Having analysed the output of such UK-based Conservative think-tanks (CTTs), along with that of scientists, economists, journalists, politicians and others, it would appear that the majority of CTTs dispute the existence of a legitimate consensus, whereas the majority of sceptical journalists focus on conspiracy theories; the majority of scientists and economists equate environmentalism with a new religion; and politicians and others analysed appear equally likely to cite denialist or economic arguments for inaction.
As I find myself saying quite frequently, the most persistent arguments against taking action to mitigate climate change are the economic ones.
However, as all the authors mentioned have suggested, or at least inferred, I think it is undoubtedly true that the most potent obstacle to people facing up to the truth of climate change is our psychological reluctance to accept responsibility for something that is obviously deteriorating – namely our environment!
Nevertheless, all is not yet lost. We do not all need to go back to living in the Dark Ages to prevent societal and environmental collapse but we do need to accept a couple of fundamental realities:
1. Burning fossilised carbon is trashing the planet. Therefore, fossil fuel use must be substituted in every possible process as rapidly as possible. Unfortunately, it is not substitutable in the most damaging process of all; aviation. That merely increases the urgency of substituting where we can (i.e. power, lighting and temperature control).
2. Poor people in developing countries have a legitimate right to aspire to having a more comfortable life but the planet definitely cannot cope with 7 to 10 billion people living like we do in the “developed” countries.
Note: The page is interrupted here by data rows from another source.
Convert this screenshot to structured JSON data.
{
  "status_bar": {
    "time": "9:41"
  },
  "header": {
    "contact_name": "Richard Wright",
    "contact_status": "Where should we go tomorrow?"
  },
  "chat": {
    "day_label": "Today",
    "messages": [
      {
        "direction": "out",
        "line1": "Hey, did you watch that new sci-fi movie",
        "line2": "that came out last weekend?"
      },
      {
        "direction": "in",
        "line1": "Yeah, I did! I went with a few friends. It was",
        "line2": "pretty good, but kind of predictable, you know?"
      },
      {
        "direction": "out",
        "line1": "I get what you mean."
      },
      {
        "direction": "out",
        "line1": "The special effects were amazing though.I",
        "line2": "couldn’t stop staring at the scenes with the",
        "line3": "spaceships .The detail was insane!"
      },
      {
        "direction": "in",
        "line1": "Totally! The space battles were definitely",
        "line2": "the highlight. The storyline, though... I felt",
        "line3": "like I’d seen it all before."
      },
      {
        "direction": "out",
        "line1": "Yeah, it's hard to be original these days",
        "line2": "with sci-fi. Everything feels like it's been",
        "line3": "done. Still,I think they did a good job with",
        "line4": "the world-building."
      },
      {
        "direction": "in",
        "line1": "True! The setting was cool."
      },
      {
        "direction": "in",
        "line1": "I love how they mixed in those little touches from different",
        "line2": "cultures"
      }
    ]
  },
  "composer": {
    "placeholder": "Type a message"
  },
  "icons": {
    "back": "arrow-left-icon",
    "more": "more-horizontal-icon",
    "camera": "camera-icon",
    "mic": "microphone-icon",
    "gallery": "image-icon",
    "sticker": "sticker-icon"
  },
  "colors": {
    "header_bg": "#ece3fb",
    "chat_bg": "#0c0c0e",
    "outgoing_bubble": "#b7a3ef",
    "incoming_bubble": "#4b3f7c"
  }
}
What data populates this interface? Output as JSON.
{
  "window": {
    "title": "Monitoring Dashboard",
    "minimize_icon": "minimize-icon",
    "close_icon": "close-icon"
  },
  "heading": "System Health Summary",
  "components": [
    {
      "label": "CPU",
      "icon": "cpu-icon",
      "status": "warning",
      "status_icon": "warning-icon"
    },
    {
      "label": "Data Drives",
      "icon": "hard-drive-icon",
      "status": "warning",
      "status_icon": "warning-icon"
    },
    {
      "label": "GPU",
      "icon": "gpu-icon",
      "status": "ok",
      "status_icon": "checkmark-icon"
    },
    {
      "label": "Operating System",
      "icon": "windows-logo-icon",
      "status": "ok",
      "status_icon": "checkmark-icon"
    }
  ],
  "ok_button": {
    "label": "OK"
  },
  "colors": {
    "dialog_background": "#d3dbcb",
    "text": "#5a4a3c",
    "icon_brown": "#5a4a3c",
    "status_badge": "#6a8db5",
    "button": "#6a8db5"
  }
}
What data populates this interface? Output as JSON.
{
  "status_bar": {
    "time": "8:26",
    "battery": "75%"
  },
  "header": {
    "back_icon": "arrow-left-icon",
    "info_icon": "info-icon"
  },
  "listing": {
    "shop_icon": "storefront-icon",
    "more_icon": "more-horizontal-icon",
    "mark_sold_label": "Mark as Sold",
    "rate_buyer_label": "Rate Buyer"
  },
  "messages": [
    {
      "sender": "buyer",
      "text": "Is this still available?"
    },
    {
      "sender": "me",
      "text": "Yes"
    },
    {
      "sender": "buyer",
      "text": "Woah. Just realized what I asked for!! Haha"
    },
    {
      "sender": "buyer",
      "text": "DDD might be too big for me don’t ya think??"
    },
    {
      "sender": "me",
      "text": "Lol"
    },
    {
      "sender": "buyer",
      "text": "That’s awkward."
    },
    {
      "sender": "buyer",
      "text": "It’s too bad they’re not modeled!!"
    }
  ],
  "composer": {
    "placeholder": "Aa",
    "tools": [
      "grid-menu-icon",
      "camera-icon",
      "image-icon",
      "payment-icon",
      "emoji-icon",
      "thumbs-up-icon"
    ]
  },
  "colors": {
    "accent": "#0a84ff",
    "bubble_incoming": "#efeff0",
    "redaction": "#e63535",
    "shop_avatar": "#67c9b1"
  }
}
Once we accept these realities, we will learn to use less fossil fuels and, if we can become self-sufficient using renewable energy sources, we can have a flat-screen TV in every room and leave them on standby and the A/C on full power 24/7 and still have a clear conscience. However, we must get off fossil fuels ASAP.